“At the end of the day U.S. manufacturers that invest in developing skilled, motivated leaders whose passion is to develop people who can improve processes in the long-term will beat the competition every time.”
I don’t think it’s true, because they will be competing against manufacturers elsewhere doing the same.
I also do not see this statement as an accurate summary of Lean. Under Alfred P. Sloan’s leadership in the 1920s, GM did everything the statement says. When Peter Drucker wrote Concept of the Corporation in 1946, GM was arguably the best run company in the world, particularly in leadership development, but, even looking back, you wouldn’t call it Lean.
See on www.manufacturingpulse.com
Jun 21 2012
TOKYO — Toyota Motor Corp. has been hammered by the strong yen, putting extra pressure on the automaker to stay lean and come up with new innovations to ride out the challenge, a senior executive said Thursday.
Note the statement that “…a line was extended in just 78 minutes by moving chunks of it and putting it together differently as though they were Lego parts…”
See on www.washingtonpost.com
Jun 18 2012
Another substantive contribution from Art Smalley, this time about standards.
See on theleanedge.org
Jun 1 2012
More about TPS in health care in Canada, this time about SMED applied to operating room turnarounds. This is not the first time manufacturing techniques cross over to surgery: 100 years ago, through motion studies in operating rooms, industrial engineers Frank and Lillian Gilbreth developed the method by which nurses make tools immediately available to surgeons.

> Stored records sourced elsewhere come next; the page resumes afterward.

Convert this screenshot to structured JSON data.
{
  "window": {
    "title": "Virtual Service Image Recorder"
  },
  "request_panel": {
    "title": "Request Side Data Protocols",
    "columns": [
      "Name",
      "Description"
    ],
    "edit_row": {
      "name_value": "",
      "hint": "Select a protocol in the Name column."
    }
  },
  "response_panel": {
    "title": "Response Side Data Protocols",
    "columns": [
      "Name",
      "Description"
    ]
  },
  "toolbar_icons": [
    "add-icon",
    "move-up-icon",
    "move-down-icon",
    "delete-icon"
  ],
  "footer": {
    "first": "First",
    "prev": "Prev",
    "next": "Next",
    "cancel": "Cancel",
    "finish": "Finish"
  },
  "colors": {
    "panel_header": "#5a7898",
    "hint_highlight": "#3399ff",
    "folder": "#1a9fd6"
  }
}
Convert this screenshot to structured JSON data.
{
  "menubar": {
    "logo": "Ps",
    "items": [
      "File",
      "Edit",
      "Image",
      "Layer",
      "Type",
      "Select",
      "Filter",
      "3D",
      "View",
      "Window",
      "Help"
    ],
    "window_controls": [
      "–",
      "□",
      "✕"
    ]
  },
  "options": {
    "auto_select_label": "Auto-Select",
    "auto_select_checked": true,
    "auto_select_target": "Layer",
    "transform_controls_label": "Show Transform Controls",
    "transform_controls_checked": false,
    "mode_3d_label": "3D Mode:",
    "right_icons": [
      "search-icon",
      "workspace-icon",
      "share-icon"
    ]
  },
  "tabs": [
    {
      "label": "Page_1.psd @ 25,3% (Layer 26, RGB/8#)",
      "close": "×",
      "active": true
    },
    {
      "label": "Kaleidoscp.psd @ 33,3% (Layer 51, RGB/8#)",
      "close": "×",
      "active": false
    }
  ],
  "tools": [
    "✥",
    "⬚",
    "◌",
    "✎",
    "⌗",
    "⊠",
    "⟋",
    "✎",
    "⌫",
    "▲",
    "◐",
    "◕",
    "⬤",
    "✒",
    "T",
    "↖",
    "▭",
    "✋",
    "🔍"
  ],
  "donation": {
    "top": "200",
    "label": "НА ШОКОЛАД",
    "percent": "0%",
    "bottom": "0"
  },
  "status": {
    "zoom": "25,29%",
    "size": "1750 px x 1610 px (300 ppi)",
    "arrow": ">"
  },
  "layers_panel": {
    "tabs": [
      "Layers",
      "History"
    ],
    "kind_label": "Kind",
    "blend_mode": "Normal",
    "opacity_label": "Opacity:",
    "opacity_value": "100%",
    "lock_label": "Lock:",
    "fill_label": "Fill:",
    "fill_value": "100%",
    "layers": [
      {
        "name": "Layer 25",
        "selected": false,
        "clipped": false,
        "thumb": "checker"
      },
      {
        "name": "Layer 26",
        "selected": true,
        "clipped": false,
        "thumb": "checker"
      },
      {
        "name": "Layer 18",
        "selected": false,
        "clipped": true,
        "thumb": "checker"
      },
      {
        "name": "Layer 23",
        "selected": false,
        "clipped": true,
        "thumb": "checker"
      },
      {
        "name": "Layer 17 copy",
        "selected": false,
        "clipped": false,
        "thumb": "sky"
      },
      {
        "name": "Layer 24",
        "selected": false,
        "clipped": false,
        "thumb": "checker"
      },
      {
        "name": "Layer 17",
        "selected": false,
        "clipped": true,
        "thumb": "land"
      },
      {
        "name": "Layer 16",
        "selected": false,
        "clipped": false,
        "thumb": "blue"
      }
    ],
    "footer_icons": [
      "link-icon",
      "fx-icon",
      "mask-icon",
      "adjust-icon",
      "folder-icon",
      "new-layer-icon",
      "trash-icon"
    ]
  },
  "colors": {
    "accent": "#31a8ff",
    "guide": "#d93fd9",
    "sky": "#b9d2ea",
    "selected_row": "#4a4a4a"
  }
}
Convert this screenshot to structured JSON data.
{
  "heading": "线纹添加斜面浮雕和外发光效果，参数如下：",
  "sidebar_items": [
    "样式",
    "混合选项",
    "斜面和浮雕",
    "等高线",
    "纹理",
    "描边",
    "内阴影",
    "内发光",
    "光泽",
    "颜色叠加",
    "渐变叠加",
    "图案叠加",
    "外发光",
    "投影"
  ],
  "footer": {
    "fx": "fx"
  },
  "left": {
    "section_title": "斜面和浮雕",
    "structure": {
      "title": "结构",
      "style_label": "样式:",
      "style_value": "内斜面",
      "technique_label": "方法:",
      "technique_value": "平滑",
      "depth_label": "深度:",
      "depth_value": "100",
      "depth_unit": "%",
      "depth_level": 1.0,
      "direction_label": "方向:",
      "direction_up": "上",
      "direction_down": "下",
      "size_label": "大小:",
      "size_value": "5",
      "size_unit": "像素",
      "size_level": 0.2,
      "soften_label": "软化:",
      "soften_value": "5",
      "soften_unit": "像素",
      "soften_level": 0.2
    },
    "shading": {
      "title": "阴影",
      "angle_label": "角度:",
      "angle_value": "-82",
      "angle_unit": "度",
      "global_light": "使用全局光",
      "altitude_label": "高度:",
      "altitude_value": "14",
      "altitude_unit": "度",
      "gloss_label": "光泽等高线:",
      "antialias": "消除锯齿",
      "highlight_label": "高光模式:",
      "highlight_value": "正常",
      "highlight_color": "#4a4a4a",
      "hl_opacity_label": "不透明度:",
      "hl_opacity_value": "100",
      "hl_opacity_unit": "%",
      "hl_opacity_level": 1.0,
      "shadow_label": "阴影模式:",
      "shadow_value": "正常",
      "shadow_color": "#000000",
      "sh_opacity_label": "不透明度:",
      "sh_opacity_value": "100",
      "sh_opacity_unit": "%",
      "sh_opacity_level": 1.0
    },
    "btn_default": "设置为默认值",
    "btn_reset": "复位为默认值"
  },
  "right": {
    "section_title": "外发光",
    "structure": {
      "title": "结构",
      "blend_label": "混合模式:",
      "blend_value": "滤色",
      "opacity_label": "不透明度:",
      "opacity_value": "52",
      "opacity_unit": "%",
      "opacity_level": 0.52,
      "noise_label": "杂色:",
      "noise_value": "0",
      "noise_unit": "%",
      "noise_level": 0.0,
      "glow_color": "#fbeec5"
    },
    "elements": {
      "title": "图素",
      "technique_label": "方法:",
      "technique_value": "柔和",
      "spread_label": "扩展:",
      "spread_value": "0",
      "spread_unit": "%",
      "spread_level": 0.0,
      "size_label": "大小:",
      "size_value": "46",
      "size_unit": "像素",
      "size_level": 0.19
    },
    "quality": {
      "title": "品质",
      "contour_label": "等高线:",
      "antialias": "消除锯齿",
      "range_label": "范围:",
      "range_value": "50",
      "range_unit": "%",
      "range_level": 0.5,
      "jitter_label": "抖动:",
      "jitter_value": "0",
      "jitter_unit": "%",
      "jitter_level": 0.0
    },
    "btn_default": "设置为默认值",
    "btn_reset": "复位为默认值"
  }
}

“Surgeons are using Toyota management techniques to cut time between surgeries and halve overtime hours…”
See on www.thestar.com